Concert bands bring us back to old American tradition

Arts / Article

The Greater Miami Symphonic Band.

Independence Day is a splendid occasion for a good old-fashioned cookout, with hot dogs, hamburgers, corn on the cob, and all the usual patriotic gustatory suspects.

But it might be that at some point during the day, you find yourself pretty much done with the eating part of the festivities until it’s time for fireworks, even though you’re still feeling plenty patriotic despite the full stomach. That’ll be the time for a run over to the Biltmore Hotel in Coral Gables for a concert of patriotic music by the Greater Miami Symphonic Band (followed by fireworks).

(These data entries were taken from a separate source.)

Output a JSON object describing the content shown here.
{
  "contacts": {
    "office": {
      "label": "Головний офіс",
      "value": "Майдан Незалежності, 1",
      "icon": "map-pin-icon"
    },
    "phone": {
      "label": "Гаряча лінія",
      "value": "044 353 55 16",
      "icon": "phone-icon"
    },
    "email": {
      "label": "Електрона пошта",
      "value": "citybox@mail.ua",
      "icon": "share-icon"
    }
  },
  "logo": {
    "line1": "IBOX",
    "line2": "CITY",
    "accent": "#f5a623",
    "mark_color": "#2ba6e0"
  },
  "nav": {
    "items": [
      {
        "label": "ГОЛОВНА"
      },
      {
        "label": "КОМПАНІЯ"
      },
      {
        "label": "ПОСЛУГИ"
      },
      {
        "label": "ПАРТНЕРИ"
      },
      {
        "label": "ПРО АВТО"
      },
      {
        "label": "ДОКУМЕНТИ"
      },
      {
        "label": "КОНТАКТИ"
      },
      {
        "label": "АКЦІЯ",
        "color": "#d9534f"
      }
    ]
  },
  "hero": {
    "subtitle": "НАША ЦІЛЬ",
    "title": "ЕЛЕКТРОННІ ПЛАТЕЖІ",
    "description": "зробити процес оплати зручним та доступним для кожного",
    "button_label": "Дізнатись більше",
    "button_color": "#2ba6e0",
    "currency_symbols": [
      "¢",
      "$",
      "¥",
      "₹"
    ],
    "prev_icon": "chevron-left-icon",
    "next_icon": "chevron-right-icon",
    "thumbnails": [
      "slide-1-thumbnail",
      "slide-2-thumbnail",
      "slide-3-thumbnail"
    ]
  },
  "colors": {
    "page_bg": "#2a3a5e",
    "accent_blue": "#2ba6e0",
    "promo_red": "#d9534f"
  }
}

It’s always worth noting that the symphony orchestra, with the exception of Uriah Hill’s founding in 1842 of the New York Philharmonic, is a relative latecomer to the American concert scene, most of the major ensembles being founded in the 1880s and thereafter. It was the concert band that was the staple of American concert life before orchestras took hold, and even after they were eclipsed, entertainers such as John Philip Sousa were appearing with his band all over the country up until the 1930s.

Today there are many community concert bands like the Greater Miami Symphonic all over the country, and they bring us back to a time when every little town had a gazebo in the square where bands would play on special occasions. There is a large and distinct literature of music that has been written for such bands, and the Fourth is when we get to hear some of it.

Friday night’s concert is almost entirely red, white and blue, as you would expect. Even the playing of the national anthem has special significance this year, since the poem was written 200 years ago during the War of 1812. The program, which will be conducted by Robert Longfield, includes such ceremonial pieces as John Williams’s Liberty Fanfare, Stephen Bulla’s Armed Forces Salute and the finale from Tchaikovsky’s 1812 Overture (which has nothing whatever to do with the United States, but has established itself in our national tradition since Arthur Fiedler began conducting it with his Boston Pops for the Fourth in the early 1970s).

The band will be joined by the North Star Singers from Miami-Dade College’s North Campus for tunes including Irving Berlin’s “God Bless America,” Lee Greenwood’s “God Bless the U.S.A.,” and “The Battle Hymn of the Republic.” There also will be a medley called Ol’ Blue Eyes of songs made famous by Frank Sinatra, selections from Meredith Willson’s The Music Man (set in the U.S. of 1912, a good time for concert bands), and a specially commissioned medley of movie themes called Hollywood!, arranged by Warren Barker.

And since you can’t have a band concert without marches, there are a bunch of them, including four by Henry Fillmore, one of the country’s best march writers, and a legendary teacher for nearly 20 years at the University of Miami (he died in 1956).

Fillmore’s “Americans We,” “Miami March,” “His Honor,” and “America Exultant” are on the program along with E.E. Bagley’s “National Emblem,” and there are two marches by Sousa: “Washington Post,” written in honor of the newspaper 125 years ago, and the 1896 composition that became the official march of the U.S: “The Stars and Stripes Forever,” which really is a terrific piece of march writing even though its familiarity leads us to overlook that. [Here’s the band playing “His Honor” last February at Pinecrest Gardens.]

That’s a substantial selection of concert band favorites for the holiday, and it should be a nice evening of traditionally oriented fun. The concert begins at 7 p.m. and is free; fireworks follow at 9 p.m. Patrons are urged to bring food, drinks, folding chairs and whatever else you might need to make your Fourth night a memorable one. For more information, visit www.gmsb.org.